While a variety of topics is scheduled to be discussed, one stands out in particular: economic development.
“One of my biggest goals is to continue to watch Mount Airy grow jobs,” Commissioner Shirley Brinkley said Monday in outlining an ongoing objective for city government which she hopes this week’s retreat will further.
“That’s what we need, is economic development,” Brinkley said of additional growth on top of recent gains including a decision by Awesome Products Inc. to locate a cleaning products plant in the former Bassett Furniture plant.
She believes local officials are on the right track, including the efforts of the Surry County Economic Development Partnership (EDP).
“I think Todd Tucker (EDP president) and his staff are really beating the bushes,” Brinkley added.
During the first day of the retreat, a nearly four-hour segment is devoted to the subject of economic development, from 1 to 4:30 p.m. It will include discussion of a core committee for development, public-private partnerships and ways to help existing businesses with expansion and job creation.
Wednesday’s discussion will be led by Tyler Mulligan and Jonathan Morgan, professors at the School of Government of the University of North Carolina at Chapel Hill, who specialize in community development.
The annual retreat will be held in a conference room at Bank of America on Independence Boulevard, beginning at 9 a.m. Wednesday and Thursday and lasting until the late afternoon both days.
Among other highlights during Wednesday’s session will be a presentation regarding capital (equipment- and building-related) needs by heads of municipal departments, and an update on city finances.
A full day also is scheduled when the retreat continues Thursday, with a three-hour discussion planned from 9 a.m. to noon on an ongoing concern.
It will address minimum housing standards, condemnation of dilapidated buildings and demolition and grants for renovation of distressed properties.
That discussion will be led by members of the city planning department.
An update on health-care reform also will be given Thursday by individuals including Julie Hall, director of health programs for the N.C. League of Municipalities, and John W. Phillips, vice president of business development for Medcost.
Medcost is an independent health management company.
A topic Thursday will explore how Mount Airy can benefit from Surry County’s tax system, foreclosure processes and other cooperative endeavors.
Foreclosures are among the various methods available to collect delinquent taxes on real estate.

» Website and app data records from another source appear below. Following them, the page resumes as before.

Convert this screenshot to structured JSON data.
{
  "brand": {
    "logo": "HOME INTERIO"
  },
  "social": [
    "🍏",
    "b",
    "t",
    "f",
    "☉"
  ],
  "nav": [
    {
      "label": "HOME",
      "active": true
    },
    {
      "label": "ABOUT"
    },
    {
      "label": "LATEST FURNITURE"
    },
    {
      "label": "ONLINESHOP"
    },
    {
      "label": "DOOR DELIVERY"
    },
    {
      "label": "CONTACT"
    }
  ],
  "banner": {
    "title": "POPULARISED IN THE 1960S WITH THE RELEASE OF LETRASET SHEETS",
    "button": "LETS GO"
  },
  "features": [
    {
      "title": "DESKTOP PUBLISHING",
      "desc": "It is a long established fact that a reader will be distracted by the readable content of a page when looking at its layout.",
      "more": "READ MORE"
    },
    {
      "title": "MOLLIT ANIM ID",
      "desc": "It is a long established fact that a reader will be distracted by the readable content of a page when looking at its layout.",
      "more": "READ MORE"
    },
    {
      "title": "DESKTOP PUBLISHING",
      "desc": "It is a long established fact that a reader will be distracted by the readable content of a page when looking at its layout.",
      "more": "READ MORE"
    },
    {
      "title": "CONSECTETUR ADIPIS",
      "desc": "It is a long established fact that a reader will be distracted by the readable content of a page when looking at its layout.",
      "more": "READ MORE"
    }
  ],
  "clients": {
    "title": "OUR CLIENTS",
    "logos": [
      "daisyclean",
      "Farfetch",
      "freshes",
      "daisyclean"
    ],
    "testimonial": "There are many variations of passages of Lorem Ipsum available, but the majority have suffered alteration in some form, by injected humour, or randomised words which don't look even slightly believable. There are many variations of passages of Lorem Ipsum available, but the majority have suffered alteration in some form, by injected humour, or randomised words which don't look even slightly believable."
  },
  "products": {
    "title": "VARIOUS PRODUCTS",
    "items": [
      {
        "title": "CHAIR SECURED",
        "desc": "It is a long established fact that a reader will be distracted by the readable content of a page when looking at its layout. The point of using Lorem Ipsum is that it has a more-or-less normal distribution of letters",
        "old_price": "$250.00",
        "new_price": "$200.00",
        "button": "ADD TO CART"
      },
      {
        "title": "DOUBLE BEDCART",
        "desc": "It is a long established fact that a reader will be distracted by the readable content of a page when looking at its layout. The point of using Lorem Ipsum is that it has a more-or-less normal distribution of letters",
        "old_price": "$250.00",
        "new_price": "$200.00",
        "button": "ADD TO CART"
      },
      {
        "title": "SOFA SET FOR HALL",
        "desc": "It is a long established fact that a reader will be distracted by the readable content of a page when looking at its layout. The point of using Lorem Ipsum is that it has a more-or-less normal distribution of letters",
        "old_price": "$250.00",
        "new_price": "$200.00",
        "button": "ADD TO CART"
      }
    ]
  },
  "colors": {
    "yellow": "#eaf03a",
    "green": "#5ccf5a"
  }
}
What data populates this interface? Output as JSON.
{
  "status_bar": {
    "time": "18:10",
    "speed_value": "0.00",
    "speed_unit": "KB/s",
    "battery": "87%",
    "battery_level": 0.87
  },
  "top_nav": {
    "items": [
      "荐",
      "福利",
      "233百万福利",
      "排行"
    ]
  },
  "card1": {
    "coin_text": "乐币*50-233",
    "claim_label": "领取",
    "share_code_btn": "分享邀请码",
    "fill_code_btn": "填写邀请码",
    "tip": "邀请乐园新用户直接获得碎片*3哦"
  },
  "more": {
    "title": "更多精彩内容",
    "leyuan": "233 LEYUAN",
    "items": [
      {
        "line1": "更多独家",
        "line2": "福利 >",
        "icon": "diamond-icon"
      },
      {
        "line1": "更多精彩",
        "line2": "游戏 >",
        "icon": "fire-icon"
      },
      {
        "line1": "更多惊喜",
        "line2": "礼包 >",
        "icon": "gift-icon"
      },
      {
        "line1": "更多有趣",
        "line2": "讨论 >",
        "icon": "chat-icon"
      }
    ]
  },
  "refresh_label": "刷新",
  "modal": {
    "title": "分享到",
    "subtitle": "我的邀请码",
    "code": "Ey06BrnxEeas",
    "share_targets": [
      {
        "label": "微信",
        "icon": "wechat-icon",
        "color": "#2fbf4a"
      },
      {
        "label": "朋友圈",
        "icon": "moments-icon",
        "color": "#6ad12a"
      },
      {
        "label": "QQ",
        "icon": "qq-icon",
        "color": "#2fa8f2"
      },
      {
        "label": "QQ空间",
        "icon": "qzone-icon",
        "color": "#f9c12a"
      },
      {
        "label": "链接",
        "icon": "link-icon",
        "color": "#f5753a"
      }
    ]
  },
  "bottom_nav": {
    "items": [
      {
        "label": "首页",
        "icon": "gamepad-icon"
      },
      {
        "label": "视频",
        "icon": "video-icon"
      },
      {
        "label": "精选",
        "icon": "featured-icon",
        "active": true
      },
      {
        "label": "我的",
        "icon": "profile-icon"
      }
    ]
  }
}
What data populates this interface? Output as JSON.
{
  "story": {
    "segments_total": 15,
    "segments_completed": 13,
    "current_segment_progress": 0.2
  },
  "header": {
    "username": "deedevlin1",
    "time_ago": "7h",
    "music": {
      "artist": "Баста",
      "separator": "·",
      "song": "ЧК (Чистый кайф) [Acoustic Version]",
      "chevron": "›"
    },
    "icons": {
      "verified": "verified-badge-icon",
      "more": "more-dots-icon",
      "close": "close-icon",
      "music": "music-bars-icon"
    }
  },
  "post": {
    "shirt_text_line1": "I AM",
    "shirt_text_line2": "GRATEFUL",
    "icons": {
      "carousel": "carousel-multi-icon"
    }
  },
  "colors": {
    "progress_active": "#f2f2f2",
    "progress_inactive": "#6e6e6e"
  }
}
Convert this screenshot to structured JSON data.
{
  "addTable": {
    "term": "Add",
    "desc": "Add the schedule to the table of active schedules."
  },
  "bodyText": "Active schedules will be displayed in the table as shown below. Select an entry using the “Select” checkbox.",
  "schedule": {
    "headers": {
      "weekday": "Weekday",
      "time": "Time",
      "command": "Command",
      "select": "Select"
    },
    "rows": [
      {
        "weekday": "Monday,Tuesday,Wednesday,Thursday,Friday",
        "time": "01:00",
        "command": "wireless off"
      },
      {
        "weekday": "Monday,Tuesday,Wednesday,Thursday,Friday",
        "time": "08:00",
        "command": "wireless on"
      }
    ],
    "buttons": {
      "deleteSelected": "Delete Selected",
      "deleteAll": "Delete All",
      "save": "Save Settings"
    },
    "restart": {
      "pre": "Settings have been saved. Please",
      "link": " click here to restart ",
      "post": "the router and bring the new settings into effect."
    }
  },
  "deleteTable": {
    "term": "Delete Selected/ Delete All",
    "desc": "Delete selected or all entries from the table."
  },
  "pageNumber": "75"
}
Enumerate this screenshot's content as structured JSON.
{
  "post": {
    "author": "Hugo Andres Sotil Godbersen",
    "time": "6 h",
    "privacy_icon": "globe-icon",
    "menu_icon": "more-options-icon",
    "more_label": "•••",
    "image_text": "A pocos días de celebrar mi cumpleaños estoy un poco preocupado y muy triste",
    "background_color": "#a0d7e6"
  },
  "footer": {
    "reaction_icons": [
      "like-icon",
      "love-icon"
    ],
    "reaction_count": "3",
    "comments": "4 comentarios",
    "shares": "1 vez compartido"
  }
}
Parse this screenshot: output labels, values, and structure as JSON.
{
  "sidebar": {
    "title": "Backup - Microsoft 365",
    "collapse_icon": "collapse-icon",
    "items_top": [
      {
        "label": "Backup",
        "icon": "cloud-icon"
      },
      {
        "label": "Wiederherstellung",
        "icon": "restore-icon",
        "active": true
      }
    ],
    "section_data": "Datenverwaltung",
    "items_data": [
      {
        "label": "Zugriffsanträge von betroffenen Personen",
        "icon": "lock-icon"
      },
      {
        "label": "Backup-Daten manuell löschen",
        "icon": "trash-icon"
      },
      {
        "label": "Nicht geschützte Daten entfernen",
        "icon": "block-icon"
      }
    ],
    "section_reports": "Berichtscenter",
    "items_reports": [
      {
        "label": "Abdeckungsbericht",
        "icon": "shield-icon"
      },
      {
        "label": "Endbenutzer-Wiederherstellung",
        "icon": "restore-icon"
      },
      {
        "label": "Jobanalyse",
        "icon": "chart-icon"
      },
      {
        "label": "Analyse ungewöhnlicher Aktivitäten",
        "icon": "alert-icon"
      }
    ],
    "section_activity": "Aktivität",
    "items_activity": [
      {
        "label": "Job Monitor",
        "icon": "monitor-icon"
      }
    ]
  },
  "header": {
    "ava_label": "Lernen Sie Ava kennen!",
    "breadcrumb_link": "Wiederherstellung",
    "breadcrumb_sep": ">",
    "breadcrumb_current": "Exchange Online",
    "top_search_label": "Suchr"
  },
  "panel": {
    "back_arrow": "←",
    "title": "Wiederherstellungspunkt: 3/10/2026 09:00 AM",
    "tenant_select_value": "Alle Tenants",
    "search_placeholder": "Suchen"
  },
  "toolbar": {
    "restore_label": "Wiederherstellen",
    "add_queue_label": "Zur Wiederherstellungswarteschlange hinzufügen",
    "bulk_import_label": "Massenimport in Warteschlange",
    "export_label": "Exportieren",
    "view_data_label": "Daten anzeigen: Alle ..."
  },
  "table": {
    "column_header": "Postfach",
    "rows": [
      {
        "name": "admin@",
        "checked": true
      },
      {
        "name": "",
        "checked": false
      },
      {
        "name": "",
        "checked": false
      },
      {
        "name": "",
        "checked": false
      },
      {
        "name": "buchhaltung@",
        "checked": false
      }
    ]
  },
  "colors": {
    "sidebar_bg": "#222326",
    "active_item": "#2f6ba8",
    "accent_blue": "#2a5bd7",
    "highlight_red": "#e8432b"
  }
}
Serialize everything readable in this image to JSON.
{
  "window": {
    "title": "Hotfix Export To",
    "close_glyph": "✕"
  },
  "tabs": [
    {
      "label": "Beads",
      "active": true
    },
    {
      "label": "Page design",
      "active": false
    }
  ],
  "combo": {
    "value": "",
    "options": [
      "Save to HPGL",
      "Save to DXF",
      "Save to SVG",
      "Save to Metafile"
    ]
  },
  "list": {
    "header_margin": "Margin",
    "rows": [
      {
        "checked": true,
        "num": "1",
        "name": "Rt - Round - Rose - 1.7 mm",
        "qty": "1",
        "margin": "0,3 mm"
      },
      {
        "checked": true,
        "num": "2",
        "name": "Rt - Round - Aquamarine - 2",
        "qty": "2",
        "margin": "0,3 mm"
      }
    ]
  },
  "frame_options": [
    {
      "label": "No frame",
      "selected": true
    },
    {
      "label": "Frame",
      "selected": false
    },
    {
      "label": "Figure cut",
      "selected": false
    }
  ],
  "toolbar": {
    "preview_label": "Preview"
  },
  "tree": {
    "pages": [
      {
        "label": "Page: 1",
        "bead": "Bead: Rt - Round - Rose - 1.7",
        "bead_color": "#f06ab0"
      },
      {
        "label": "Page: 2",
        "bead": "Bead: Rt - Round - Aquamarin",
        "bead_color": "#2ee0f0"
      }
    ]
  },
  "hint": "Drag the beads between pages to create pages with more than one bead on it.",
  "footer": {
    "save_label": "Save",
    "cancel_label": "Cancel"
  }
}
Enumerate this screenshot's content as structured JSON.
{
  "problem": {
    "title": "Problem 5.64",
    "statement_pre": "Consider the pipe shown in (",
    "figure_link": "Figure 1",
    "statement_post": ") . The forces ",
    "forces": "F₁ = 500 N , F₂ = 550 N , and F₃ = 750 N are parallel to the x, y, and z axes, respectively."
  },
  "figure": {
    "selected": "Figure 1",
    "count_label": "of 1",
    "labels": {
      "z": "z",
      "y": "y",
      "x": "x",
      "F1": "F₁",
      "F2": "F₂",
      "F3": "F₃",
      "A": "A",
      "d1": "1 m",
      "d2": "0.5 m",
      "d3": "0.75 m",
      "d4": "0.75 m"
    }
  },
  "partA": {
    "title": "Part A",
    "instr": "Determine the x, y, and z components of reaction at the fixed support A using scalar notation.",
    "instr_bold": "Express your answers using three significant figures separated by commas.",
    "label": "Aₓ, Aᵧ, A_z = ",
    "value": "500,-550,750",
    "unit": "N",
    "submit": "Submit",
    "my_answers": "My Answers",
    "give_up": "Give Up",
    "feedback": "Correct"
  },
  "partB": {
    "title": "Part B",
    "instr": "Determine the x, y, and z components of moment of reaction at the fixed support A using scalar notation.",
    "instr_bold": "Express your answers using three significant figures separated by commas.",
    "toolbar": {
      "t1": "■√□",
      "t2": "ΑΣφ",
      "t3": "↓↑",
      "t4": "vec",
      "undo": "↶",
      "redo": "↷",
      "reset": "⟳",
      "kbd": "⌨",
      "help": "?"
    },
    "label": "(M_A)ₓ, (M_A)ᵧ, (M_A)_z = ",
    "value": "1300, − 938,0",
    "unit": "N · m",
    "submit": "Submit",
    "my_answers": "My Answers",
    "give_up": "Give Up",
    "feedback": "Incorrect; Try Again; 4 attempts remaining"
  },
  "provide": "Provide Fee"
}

As of Jan. 16, there were 44 parcels in Mount Airy with outstanding delinquencies five or more years old, according to a city government memorandum.
Thursday’s discussion is expected to include the process involved with trying to collect such taxes through foreclosure and how the municipality works with Surry County to accomplish this.
It will include input by city Finance Officer John Overton, Tax Collector Tamara Dawson and Michael Hartgrove, county tax collector.
“There’s a lot that we’re going to be discussing,” Brinkley said Monday. “Of course, there is a learning time.”
However, one thing she is especially looking forward to is the stating of goals and objectives by the board of commissioners for the next year.
Brinkley not only is interested in having those goals expressed, but exploring ways to ensure that they will be followed through with, she said.
Thursday’s retreat session also will include:
• A review of budget priorities by Mayor Deborah Cochran and the commissioners, and the identifying of related directives to City Manager Barbara Jones;
• An update of the city’s curbside-recycling program that was launched one year ago;
• The Ararat River restoration project;
• An update on property at the corner of Main and West Oak streets downtown, where a “mini-park” is planned;
• A discussion of the possible ending of the early voting program for municipal elections as a cost-cutting measure. “I’m looking forward to that, too,” Brinkley said of a concern she raised recently, regarding the low turnout involved;
• The revisiting of a discussion from last year’s retreat regarding the development of a mission statement for the city of Mount Airy.
Reach Tom Joyce at 719-1924 or email@example.com.